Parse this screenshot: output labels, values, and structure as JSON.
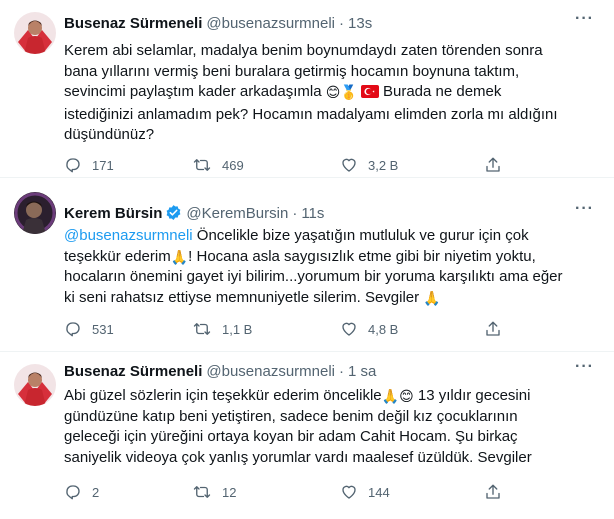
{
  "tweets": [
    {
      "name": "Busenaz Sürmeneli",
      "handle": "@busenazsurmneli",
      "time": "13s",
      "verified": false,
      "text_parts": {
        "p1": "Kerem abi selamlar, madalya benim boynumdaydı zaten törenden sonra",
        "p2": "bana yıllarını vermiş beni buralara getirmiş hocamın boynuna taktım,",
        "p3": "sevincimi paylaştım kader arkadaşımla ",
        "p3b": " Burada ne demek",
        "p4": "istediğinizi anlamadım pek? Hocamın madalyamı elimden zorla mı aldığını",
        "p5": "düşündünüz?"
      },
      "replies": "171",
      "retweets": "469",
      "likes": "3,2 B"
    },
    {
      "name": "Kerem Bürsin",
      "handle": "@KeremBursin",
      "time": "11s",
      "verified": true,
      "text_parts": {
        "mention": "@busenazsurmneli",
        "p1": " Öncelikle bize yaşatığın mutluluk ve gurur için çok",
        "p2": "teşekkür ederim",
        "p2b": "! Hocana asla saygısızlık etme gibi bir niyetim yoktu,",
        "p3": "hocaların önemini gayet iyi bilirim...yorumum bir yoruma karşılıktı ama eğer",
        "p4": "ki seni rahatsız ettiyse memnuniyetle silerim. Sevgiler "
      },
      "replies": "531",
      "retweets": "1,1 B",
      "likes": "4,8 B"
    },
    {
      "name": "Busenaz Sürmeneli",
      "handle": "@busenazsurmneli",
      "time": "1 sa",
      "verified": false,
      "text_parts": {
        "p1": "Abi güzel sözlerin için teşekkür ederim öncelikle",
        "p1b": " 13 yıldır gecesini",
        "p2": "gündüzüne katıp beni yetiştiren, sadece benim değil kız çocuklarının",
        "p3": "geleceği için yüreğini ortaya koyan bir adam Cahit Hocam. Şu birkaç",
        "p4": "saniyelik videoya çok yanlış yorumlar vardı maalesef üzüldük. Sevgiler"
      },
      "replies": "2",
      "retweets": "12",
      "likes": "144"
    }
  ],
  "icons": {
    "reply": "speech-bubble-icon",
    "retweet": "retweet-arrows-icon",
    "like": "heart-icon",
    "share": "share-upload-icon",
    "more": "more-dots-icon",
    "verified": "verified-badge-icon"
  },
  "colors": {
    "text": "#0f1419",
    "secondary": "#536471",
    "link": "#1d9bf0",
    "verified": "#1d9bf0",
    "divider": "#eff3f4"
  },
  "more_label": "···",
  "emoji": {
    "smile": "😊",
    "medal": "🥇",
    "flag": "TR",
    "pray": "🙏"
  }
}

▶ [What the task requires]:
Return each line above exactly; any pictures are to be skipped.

▶ [Problem solution]:
Parse this screenshot: output labels, values, and structure as JSON.
{
  "tweets": [
    {
      "name": "Busenaz Sürmeneli",
      "handle": "@busenazsurmneli",
      "time": "13s",
      "verified": false,
      "text_parts": {
        "p1": "Kerem abi selamlar, madalya benim boynumdaydı zaten törenden sonra",
        "p2": "bana yıllarını vermiş beni buralara getirmiş hocamın boynuna taktım,",
        "p3": "sevincimi paylaştım kader arkadaşımla ",
        "p3b": " Burada ne demek",
        "p4": "istediğinizi anlamadım pek? Hocamın madalyamı elimden zorla mı aldığını",
        "p5": "düşündünüz?"
      },
      "replies": "171",
      "retweets": "469",
      "likes": "3,2 B"
    },
    {
      "name": "Kerem Bürsin",
      "handle": "@KeremBursin",
      "time": "11s",
      "verified": true,
      "text_parts": {
        "mention": "@busenazsurmneli",
        "p1": " Öncelikle bize yaşatığın mutluluk ve gurur için çok",
        "p2": "teşekkür ederim",
        "p2b": "! Hocana asla saygısızlık etme gibi bir niyetim yoktu,",
        "p3": "hocaların önemini gayet iyi bilirim...yorumum bir yoruma karşılıktı ama eğer",
        "p4": "ki seni rahatsız ettiyse memnuniyetle silerim. Sevgiler "
      },
      "replies": "531",
      "retweets": "1,1 B",
      "likes": "4,8 B"
    },
    {
      "name": "Busenaz Sürmeneli",
      "handle": "@busenazsurmneli",
      "time": "1 sa",
      "verified": false,
      "text_parts": {
        "p1": "Abi güzel sözlerin için teşekkür ederim öncelikle",
        "p1b": " 13 yıldır gecesini",
        "p2": "gündüzüne katıp beni yetiştiren, sadece benim değil kız çocuklarının",
        "p3": "geleceği için yüreğini ortaya koyan bir adam Cahit Hocam. Şu birkaç",
        "p4": "saniyelik videoya çok yanlış yorumlar vardı maalesef üzüldük. Sevgiler"
      },
      "replies": "2",
      "retweets": "12",
      "likes": "144"
    }
  ],
  "icons": {
    "reply": "speech-bubble-icon",
    "retweet": "retweet-arrows-icon",
    "like": "heart-icon",
    "share": "share-upload-icon",
    "more": "more-dots-icon",
    "verified": "verified-badge-icon"
  },
  "colors": {
    "text": "#0f1419",
    "secondary": "#536471",
    "link": "#1d9bf0",
    "verified": "#1d9bf0",
    "divider": "#eff3f4"
  },
  "more_label": "···",
  "emoji": {
    "smile": "😊",
    "medal": "🥇",
    "flag": "TR",
    "pray": "🙏"
  }
}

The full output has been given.